Intelligencer Journal/Lancaster New Era
Is it too soon for 'Zero Dark Thirty'?
Teen Editorial BY ALLISON HERR, 16, Freestyle Staff Writer
The much-anticipated release of the action-packed film "Zero Dark Thirty" was for good reason.
Already nominated for five Oscar awards, this film will have you zoned in the entire time. Based on a true story about the events leading up to the capture of Osama bin Laden after 9/11, "Zero Dark Thirty" shows all the intricacies it took to hunt down the man responsible for the attacks.
One thing that stood out to me most was the resilience of one (unnamed) CIA agent -- called Maya in the movie and played by Jessica Chastain. Her character never gives up; she shows strength and resilience that I could only dream of having. Even when everyone gave up on her or didn't believe her, Maya showed true heroism and cunning cleverness to take down bin Laden.
This movie may have come too soon for America. If you think about it, the killing of bin Laden happened only two years ago. Watching this movie, I was saddened that it was America doing all these things. It didn't make sense that the "land of the free" was capturing and torturing members of al-Qaeda or others who were thought to be involved. I had so many conflicting emotions during and after the movie.
However, I do feel that any intelligent American should see the film. It really makes you think about all the conflicts our government must go through to make any decision. The conflict the members of the government have between right and wrong; moral standards and keeping our nation safe; and what they should do versus what they choose to do. We may not always be happy with or see the reasoning behind our government's choices, but watching this movie brought on a new perspective -- and maybe a new respect -- for some of the decisions our government makes.

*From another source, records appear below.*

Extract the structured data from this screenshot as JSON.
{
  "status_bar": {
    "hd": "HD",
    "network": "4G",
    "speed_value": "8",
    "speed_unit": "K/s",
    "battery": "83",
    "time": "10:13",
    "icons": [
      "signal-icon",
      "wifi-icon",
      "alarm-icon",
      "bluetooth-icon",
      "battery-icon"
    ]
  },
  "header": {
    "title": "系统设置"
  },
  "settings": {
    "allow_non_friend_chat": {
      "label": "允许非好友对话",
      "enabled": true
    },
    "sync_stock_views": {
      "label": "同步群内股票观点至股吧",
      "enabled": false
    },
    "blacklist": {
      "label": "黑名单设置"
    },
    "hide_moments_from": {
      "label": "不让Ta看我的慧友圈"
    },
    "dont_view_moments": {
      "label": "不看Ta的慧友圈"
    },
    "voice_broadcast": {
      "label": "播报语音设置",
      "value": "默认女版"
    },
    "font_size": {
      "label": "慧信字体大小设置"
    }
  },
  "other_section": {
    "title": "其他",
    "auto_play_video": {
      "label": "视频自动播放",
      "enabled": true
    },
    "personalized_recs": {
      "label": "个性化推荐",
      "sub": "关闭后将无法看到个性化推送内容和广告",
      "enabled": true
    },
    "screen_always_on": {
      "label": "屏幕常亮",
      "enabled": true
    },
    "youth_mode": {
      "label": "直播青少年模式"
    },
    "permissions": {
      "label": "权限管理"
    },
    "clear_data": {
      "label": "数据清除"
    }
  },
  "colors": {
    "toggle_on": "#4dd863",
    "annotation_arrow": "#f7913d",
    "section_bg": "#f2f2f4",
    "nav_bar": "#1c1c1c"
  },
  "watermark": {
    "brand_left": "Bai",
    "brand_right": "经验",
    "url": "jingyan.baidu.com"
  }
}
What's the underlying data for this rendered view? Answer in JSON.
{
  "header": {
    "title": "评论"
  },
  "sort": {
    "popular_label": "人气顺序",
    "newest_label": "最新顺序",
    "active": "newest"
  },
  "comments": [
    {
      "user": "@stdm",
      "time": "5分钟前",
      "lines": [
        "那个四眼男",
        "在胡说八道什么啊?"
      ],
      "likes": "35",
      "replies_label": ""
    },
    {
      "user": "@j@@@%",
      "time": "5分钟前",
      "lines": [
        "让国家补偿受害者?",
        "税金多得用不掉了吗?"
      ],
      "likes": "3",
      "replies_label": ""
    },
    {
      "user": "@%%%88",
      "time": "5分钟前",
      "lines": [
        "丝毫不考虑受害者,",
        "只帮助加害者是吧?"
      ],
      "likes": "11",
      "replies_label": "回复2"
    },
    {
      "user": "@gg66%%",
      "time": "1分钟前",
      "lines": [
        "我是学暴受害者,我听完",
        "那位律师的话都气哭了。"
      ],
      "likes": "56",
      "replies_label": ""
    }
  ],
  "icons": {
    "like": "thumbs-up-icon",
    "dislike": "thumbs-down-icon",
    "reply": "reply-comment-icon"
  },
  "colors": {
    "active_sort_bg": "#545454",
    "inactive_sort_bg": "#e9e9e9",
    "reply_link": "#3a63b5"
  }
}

This was the first movie I've ever been to that, once the ending credits rolled, no one said a word. Everyone just seemed to be in such deep thought. And, one by one, audience members stood and left the theater. The emotions I had afterward ranged from anger to sadness to love for our country. I really didn't know what to think or how to feel, and slowly I had to face the reality that I will probably never know how to feel about what I saw, but I do have to face that it happened. Members of our forces did what they felt was right and safest for us, however wrong it may seem to the rest of the world.
Now, don't get me wrong, I love this country and the things we stand for -- life, freedom and liberty -- but after I saw what they did to hunt down bin Laden and, when they finally found him, what they did to his family, it brought forth a new viewpoint on these values.
Does our policy on life only pertain to Americans? Is the rest of the world less human than we are? When the Navy attacked bin Laden's family and house, they didn't seem worried about the lives of anyone. Even though there were children and innocent people, their lives didn't matter and they weren't spared.
It makes me wonder how President Obama and the government can turn a blind eye to the women and children they left in the house? Again, when Obama became president he stopped the torturing we were doing, saying it was inhumane; but the kids who watched their family get shot, and then were just abandoned in that house alone -- what about them? Some may say this is "un-American," but those children are just innocent kids whose lives will be forever demented and changed.
If it was my choice, I would have waited a few years to let everything settle before bringing out the anger that remains in our hearts from 9/11. This feeling of revenge is what makes us see what we did as OK.
We must see the world's view of us and what we are doing to others, because in the end, we're all part of one earth and we're all human.